Write each entry out again exactly as it was given.

-- Opening Marker --

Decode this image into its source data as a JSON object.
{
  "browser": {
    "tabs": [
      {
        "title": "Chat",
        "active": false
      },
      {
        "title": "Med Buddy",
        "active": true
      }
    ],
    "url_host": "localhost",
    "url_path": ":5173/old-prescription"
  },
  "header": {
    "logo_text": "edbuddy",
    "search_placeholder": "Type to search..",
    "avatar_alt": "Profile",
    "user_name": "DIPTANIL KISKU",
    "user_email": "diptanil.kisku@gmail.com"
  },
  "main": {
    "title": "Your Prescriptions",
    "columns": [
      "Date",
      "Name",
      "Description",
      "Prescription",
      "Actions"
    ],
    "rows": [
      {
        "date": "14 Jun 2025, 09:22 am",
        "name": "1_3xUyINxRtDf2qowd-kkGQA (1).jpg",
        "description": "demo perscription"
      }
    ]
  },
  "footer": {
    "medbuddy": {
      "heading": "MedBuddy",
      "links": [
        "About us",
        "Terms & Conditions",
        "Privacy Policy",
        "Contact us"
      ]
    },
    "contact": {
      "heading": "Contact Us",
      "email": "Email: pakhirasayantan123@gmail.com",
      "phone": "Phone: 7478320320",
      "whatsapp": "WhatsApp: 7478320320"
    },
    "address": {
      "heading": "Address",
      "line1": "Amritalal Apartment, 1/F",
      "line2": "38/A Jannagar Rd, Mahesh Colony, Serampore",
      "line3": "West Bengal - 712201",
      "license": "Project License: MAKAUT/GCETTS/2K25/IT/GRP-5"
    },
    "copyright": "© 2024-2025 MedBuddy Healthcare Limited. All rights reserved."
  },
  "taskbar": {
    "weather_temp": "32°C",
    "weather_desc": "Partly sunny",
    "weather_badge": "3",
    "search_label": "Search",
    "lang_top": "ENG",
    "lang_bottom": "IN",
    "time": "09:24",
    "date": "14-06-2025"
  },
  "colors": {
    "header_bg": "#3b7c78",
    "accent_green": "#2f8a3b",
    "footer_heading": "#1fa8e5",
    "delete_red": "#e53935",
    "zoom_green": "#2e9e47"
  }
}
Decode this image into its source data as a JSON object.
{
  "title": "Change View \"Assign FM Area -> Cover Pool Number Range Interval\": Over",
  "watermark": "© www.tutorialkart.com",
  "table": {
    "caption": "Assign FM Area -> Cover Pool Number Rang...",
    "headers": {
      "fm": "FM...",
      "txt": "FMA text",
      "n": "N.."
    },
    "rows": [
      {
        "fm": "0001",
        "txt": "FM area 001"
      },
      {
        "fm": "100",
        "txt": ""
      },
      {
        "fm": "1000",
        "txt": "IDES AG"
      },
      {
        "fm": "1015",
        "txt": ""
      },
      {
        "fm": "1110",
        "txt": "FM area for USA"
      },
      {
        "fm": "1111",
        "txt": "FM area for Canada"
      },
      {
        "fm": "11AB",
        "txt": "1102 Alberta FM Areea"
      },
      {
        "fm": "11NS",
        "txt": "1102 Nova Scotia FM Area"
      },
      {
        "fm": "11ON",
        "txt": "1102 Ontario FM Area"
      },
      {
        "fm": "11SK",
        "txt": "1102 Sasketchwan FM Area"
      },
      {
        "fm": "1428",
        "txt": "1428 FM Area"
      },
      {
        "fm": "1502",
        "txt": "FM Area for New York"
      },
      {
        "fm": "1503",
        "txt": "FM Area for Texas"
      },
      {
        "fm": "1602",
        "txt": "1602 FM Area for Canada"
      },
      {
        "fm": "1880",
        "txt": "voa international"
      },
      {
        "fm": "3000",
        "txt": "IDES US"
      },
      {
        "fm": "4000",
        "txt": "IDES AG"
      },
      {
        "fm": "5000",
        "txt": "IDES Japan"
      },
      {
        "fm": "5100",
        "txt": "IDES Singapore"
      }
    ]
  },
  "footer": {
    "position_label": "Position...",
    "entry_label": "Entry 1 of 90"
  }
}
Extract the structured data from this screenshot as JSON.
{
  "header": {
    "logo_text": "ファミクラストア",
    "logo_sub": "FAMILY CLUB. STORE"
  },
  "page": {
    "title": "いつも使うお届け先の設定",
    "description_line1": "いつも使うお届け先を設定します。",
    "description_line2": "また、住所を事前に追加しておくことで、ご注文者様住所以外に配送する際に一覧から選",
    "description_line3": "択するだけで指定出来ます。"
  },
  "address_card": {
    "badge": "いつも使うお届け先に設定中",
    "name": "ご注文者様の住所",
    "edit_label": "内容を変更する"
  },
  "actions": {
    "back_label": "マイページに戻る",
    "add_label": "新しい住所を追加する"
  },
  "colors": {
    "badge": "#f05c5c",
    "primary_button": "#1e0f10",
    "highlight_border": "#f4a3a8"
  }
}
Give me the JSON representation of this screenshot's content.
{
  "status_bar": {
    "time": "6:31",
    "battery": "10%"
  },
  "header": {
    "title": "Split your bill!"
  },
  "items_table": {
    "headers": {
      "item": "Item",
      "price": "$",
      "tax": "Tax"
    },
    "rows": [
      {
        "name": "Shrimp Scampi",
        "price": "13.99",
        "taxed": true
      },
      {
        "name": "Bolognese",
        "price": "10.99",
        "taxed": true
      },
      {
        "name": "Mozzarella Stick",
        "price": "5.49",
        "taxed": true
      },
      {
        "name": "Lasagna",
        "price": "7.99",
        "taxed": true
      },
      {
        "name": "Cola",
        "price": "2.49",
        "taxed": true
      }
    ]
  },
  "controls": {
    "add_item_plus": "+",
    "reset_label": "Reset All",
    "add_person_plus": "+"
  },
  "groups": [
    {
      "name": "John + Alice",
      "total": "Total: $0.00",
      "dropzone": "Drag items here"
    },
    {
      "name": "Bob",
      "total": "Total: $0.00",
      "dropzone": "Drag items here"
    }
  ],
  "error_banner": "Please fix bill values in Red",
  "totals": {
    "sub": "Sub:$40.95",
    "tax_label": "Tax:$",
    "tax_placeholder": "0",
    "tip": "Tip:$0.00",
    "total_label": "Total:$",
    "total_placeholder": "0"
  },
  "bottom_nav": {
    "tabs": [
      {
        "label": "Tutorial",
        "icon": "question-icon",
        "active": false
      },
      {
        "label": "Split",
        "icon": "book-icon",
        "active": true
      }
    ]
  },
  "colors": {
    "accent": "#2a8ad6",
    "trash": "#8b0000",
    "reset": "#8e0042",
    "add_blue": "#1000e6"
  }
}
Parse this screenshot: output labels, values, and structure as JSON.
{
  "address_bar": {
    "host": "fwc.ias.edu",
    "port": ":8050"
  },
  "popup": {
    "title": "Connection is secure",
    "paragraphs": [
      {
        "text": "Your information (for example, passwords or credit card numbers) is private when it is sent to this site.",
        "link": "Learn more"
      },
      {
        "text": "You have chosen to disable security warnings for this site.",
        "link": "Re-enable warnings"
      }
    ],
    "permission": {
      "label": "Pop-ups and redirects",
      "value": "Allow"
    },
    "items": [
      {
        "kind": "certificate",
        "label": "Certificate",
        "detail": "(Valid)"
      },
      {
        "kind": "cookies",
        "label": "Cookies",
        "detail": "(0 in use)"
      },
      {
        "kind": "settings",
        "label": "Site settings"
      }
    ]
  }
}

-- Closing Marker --

EXERCISE SOLUTION >>
Decode this image into its source data as a JSON object.
{
  "browser": {
    "tabs": [
      {
        "title": "Chat",
        "active": false
      },
      {
        "title": "Med Buddy",
        "active": true
      }
    ],
    "url_host": "localhost",
    "url_path": ":5173/old-prescription"
  },
  "header": {
    "logo_text": "edbuddy",
    "search_placeholder": "Type to search..",
    "avatar_alt": "Profile",
    "user_name": "DIPTANIL KISKU",
    "user_email": "diptanil.kisku@gmail.com"
  },
  "main": {
    "title": "Your Prescriptions",
    "columns": [
      "Date",
      "Name",
      "Description",
      "Prescription",
      "Actions"
    ],
    "rows": [
      {
        "date": "14 Jun 2025, 09:22 am",
        "name": "1_3xUyINxRtDf2qowd-kkGQA (1).jpg",
        "description": "demo perscription"
      }
    ]
  },
  "footer": {
    "medbuddy": {
      "heading": "MedBuddy",
      "links": [
        "About us",
        "Terms & Conditions",
        "Privacy Policy",
        "Contact us"
      ]
    },
    "contact": {
      "heading": "Contact Us",
      "email": "Email: pakhirasayantan123@gmail.com",
      "phone": "Phone: 7478320320",
      "whatsapp": "WhatsApp: 7478320320"
    },
    "address": {
      "heading": "Address",
      "line1": "Amritalal Apartment, 1/F",
      "line2": "38/A Jannagar Rd, Mahesh Colony, Serampore",
      "line3": "West Bengal - 712201",
      "license": "Project License: MAKAUT/GCETTS/2K25/IT/GRP-5"
    },
    "copyright": "© 2024-2025 MedBuddy Healthcare Limited. All rights reserved."
  },
  "taskbar": {
    "weather_temp": "32°C",
    "weather_desc": "Partly sunny",
    "weather_badge": "3",
    "search_label": "Search",
    "lang_top": "ENG",
    "lang_bottom": "IN",
    "time": "09:24",
    "date": "14-06-2025"
  },
  "colors": {
    "header_bg": "#3b7c78",
    "accent_green": "#2f8a3b",
    "footer_heading": "#1fa8e5",
    "delete_red": "#e53935",
    "zoom_green": "#2e9e47"
  }
}
Decode this image into its source data as a JSON object.
{
  "title": "Change View \"Assign FM Area -> Cover Pool Number Range Interval\": Over",
  "watermark": "© www.tutorialkart.com",
  "table": {
    "caption": "Assign FM Area -> Cover Pool Number Rang...",
    "headers": {
      "fm": "FM...",
      "txt": "FMA text",
      "n": "N.."
    },
    "rows": [
      {
        "fm": "0001",
        "txt": "FM area 001"
      },
      {
        "fm": "100",
        "txt": ""
      },
      {
        "fm": "1000",
        "txt": "IDES AG"
      },
      {
        "fm": "1015",
        "txt": ""
      },
      {
        "fm": "1110",
        "txt": "FM area for USA"
      },
      {
        "fm": "1111",
        "txt": "FM area for Canada"
      },
      {
        "fm": "11AB",
        "txt": "1102 Alberta FM Areea"
      },
      {
        "fm": "11NS",
        "txt": "1102 Nova Scotia FM Area"
      },
      {
        "fm": "11ON",
        "txt": "1102 Ontario FM Area"
      },
      {
        "fm": "11SK",
        "txt": "1102 Sasketchwan FM Area"
      },
      {
        "fm": "1428",
        "txt": "1428 FM Area"
      },
      {
        "fm": "1502",
        "txt": "FM Area for New York"
      },
      {
        "fm": "1503",
        "txt": "FM Area for Texas"
      },
      {
        "fm": "1602",
        "txt": "1602 FM Area for Canada"
      },
      {
        "fm": "1880",
        "txt": "voa international"
      },
      {
        "fm": "3000",
        "txt": "IDES US"
      },
      {
        "fm": "4000",
        "txt": "IDES AG"
      },
      {
        "fm": "5000",
        "txt": "IDES Japan"
      },
      {
        "fm": "5100",
        "txt": "IDES Singapore"
      }
    ]
  },
  "footer": {
    "position_label": "Position...",
    "entry_label": "Entry 1 of 90"
  }
}
Extract the structured data from this screenshot as JSON.
{
  "header": {
    "logo_text": "ファミクラストア",
    "logo_sub": "FAMILY CLUB. STORE"
  },
  "page": {
    "title": "いつも使うお届け先の設定",
    "description_line1": "いつも使うお届け先を設定します。",
    "description_line2": "また、住所を事前に追加しておくことで、ご注文者様住所以外に配送する際に一覧から選",
    "description_line3": "択するだけで指定出来ます。"
  },
  "address_card": {
    "badge": "いつも使うお届け先に設定中",
    "name": "ご注文者様の住所",
    "edit_label": "内容を変更する"
  },
  "actions": {
    "back_label": "マイページに戻る",
    "add_label": "新しい住所を追加する"
  },
  "colors": {
    "badge": "#f05c5c",
    "primary_button": "#1e0f10",
    "highlight_border": "#f4a3a8"
  }
}
Give me the JSON representation of this screenshot's content.
{
  "status_bar": {
    "time": "6:31",
    "battery": "10%"
  },
  "header": {
    "title": "Split your bill!"
  },
  "items_table": {
    "headers": {
      "item": "Item",
      "price": "$",
      "tax": "Tax"
    },
    "rows": [
      {
        "name": "Shrimp Scampi",
        "price": "13.99",
        "taxed": true
      },
      {
        "name": "Bolognese",
        "price": "10.99",
        "taxed": true
      },
      {
        "name": "Mozzarella Stick",
        "price": "5.49",
        "taxed": true
      },
      {
        "name": "Lasagna",
        "price": "7.99",
        "taxed": true
      },
      {
        "name": "Cola",
        "price": "2.49",
        "taxed": true
      }
    ]
  },
  "controls": {
    "add_item_plus": "+",
    "reset_label": "Reset All",
    "add_person_plus": "+"
  },
  "groups": [
    {
      "name": "John + Alice",
      "total": "Total: $0.00",
      "dropzone": "Drag items here"
    },
    {
      "name": "Bob",
      "total": "Total: $0.00",
      "dropzone": "Drag items here"
    }
  ],
  "error_banner": "Please fix bill values in Red",
  "totals": {
    "sub": "Sub:$40.95",
    "tax_label": "Tax:$",
    "tax_placeholder": "0",
    "tip": "Tip:$0.00",
    "total_label": "Total:$",
    "total_placeholder": "0"
  },
  "bottom_nav": {
    "tabs": [
      {
        "label": "Tutorial",
        "icon": "question-icon",
        "active": false
      },
      {
        "label": "Split",
        "icon": "book-icon",
        "active": true
      }
    ]
  },
  "colors": {
    "accent": "#2a8ad6",
    "trash": "#8b0000",
    "reset": "#8e0042",
    "add_blue": "#1000e6"
  }
}
Parse this screenshot: output labels, values, and structure as JSON.
{
  "address_bar": {
    "host": "fwc.ias.edu",
    "port": ":8050"
  },
  "popup": {
    "title": "Connection is secure",
    "paragraphs": [
      {
        "text": "Your information (for example, passwords or credit card numbers) is private when it is sent to this site.",
        "link": "Learn more"
      },
      {
        "text": "You have chosen to disable security warnings for this site.",
        "link": "Re-enable warnings"
      }
    ],
    "permission": {
      "label": "Pop-ups and redirects",
      "value": "Allow"
    },
    "items": [
      {
        "kind": "certificate",
        "label": "Certificate",
        "detail": "(Valid)"
      },
      {
        "kind": "cookies",
        "label": "Cookies",
        "detail": "(0 in use)"
      },
      {
        "kind": "settings",
        "label": "Site settings"
      }
    ]
  }
}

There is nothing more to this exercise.